[MATERIAL SHOWN — start]

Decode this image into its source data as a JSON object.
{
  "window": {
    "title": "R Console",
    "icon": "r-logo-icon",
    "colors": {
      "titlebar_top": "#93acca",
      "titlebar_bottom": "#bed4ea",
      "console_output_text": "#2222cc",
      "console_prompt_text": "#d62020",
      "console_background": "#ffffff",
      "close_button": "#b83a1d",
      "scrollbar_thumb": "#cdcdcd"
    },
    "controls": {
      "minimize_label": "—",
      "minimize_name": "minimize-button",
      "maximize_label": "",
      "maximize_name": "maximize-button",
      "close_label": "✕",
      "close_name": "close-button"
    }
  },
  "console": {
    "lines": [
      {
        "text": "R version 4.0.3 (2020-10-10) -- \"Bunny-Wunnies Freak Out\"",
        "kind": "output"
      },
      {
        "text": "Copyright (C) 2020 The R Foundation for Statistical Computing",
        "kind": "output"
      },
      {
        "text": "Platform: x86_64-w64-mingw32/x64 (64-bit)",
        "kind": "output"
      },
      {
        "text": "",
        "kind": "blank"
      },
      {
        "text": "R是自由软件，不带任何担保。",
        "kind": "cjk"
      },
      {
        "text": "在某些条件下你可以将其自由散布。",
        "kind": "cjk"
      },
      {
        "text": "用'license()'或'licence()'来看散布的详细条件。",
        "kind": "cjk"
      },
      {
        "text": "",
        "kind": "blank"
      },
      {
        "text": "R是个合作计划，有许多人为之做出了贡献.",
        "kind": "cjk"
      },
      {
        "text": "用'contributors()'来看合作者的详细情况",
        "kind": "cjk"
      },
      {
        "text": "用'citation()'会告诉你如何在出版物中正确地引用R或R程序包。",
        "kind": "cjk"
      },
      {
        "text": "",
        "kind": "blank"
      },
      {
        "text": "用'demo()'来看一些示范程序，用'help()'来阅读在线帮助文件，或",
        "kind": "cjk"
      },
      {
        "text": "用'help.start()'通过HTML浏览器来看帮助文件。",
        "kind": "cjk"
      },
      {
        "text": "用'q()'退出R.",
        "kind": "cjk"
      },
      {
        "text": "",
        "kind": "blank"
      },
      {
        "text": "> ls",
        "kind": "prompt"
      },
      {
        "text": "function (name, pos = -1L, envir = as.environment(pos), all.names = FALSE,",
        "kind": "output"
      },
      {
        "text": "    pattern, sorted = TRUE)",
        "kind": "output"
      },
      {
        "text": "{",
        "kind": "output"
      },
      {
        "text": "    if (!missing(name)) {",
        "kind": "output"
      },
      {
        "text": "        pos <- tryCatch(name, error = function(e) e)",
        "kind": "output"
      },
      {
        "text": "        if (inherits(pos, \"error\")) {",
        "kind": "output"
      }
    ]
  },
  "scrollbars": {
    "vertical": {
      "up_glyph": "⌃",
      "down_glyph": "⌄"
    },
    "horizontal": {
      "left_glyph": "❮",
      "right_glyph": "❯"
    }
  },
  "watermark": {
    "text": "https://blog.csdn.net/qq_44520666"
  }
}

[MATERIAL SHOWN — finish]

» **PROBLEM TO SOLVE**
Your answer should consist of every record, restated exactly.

» **THE ANSWER**
Decode this image into its source data as a JSON object.
{
  "window": {
    "title": "R Console",
    "icon": "r-logo-icon",
    "colors": {
      "titlebar_top": "#93acca",
      "titlebar_bottom": "#bed4ea",
      "console_output_text": "#2222cc",
      "console_prompt_text": "#d62020",
      "console_background": "#ffffff",
      "close_button": "#b83a1d",
      "scrollbar_thumb": "#cdcdcd"
    },
    "controls": {
      "minimize_label": "—",
      "minimize_name": "minimize-button",
      "maximize_label": "",
      "maximize_name": "maximize-button",
      "close_label": "✕",
      "close_name": "close-button"
    }
  },
  "console": {
    "lines": [
      {
        "text": "R version 4.0.3 (2020-10-10) -- \"Bunny-Wunnies Freak Out\"",
        "kind": "output"
      },
      {
        "text": "Copyright (C) 2020 The R Foundation for Statistical Computing",
        "kind": "output"
      },
      {
        "text": "Platform: x86_64-w64-mingw32/x64 (64-bit)",
        "kind": "output"
      },
      {
        "text": "",
        "kind": "blank"
      },
      {
        "text": "R是自由软件，不带任何担保。",
        "kind": "cjk"
      },
      {
        "text": "在某些条件下你可以将其自由散布。",
        "kind": "cjk"
      },
      {
        "text": "用'license()'或'licence()'来看散布的详细条件。",
        "kind": "cjk"
      },
      {
        "text": "",
        "kind": "blank"
      },
      {
        "text": "R是个合作计划，有许多人为之做出了贡献.",
        "kind": "cjk"
      },
      {
        "text": "用'contributors()'来看合作者的详细情况",
        "kind": "cjk"
      },
      {
        "text": "用'citation()'会告诉你如何在出版物中正确地引用R或R程序包。",
        "kind": "cjk"
      },
      {
        "text": "",
        "kind": "blank"
      },
      {
        "text": "用'demo()'来看一些示范程序，用'help()'来阅读在线帮助文件，或",
        "kind": "cjk"
      },
      {
        "text": "用'help.start()'通过HTML浏览器来看帮助文件。",
        "kind": "cjk"
      },
      {
        "text": "用'q()'退出R.",
        "kind": "cjk"
      },
      {
        "text": "",
        "kind": "blank"
      },
      {
        "text": "> ls",
        "kind": "prompt"
      },
      {
        "text": "function (name, pos = -1L, envir = as.environment(pos), all.names = FALSE,",
        "kind": "output"
      },
      {
        "text": "    pattern, sorted = TRUE)",
        "kind": "output"
      },
      {
        "text": "{",
        "kind": "output"
      },
      {
        "text": "    if (!missing(name)) {",
        "kind": "output"
      },
      {
        "text": "        pos <- tryCatch(name, error = function(e) e)",
        "kind": "output"
      },
      {
        "text": "        if (inherits(pos, \"error\")) {",
        "kind": "output"
      }
    ]
  },
  "scrollbars": {
    "vertical": {
      "up_glyph": "⌃",
      "down_glyph": "⌄"
    },
    "horizontal": {
      "left_glyph": "❮",
      "right_glyph": "❯"
    }
  },
  "watermark": {
    "text": "https://blog.csdn.net/qq_44520666"
  }
}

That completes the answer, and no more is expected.